BEGIN DATASET ENTRIES

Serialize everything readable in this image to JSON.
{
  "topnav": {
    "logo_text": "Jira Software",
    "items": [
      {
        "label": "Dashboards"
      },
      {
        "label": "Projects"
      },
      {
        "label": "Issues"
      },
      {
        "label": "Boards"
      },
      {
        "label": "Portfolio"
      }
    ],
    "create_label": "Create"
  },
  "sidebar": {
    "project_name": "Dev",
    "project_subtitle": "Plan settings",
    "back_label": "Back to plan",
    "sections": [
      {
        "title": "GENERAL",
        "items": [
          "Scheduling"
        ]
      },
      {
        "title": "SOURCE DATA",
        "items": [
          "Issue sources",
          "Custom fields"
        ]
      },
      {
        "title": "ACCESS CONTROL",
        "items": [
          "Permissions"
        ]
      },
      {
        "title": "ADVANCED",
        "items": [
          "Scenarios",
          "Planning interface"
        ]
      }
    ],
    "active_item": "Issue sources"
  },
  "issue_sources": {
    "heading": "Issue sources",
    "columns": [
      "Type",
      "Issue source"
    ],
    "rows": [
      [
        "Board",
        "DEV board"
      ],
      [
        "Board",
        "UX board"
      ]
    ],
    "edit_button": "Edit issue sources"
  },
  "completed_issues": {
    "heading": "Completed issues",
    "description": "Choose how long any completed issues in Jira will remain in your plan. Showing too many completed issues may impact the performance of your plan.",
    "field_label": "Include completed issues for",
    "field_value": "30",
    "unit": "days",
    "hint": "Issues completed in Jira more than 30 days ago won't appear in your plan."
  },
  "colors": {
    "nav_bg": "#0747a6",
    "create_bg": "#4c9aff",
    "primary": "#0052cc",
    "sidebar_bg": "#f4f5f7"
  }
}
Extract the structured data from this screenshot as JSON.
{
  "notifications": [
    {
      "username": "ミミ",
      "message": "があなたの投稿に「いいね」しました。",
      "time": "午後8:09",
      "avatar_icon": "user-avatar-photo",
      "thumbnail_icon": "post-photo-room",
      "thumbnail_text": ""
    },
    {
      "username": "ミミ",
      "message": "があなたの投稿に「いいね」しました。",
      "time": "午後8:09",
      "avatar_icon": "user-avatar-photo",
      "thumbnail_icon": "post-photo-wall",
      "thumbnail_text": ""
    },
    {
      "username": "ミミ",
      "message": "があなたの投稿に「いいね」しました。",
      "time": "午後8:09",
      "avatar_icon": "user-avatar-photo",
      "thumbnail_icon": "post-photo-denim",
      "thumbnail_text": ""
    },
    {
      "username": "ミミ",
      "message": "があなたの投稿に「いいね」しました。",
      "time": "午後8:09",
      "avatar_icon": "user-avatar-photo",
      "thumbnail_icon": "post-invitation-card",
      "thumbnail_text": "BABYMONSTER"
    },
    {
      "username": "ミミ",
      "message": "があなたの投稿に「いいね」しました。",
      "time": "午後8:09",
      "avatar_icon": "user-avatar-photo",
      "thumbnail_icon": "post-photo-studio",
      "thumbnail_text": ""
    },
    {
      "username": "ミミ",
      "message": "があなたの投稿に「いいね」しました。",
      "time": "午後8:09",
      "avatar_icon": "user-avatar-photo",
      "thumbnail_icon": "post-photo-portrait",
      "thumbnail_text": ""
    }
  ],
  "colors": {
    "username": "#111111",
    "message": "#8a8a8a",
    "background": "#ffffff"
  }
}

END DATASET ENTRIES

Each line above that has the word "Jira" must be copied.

    "logo_text": "Jira Software",
    "description": "Choose how long any completed issues in Jira will remain in your plan. Showing too many completed issues may impact the performance of your plan.",
    "hint": "Issues completed in Jira more than 30 days ago won't appear in your plan."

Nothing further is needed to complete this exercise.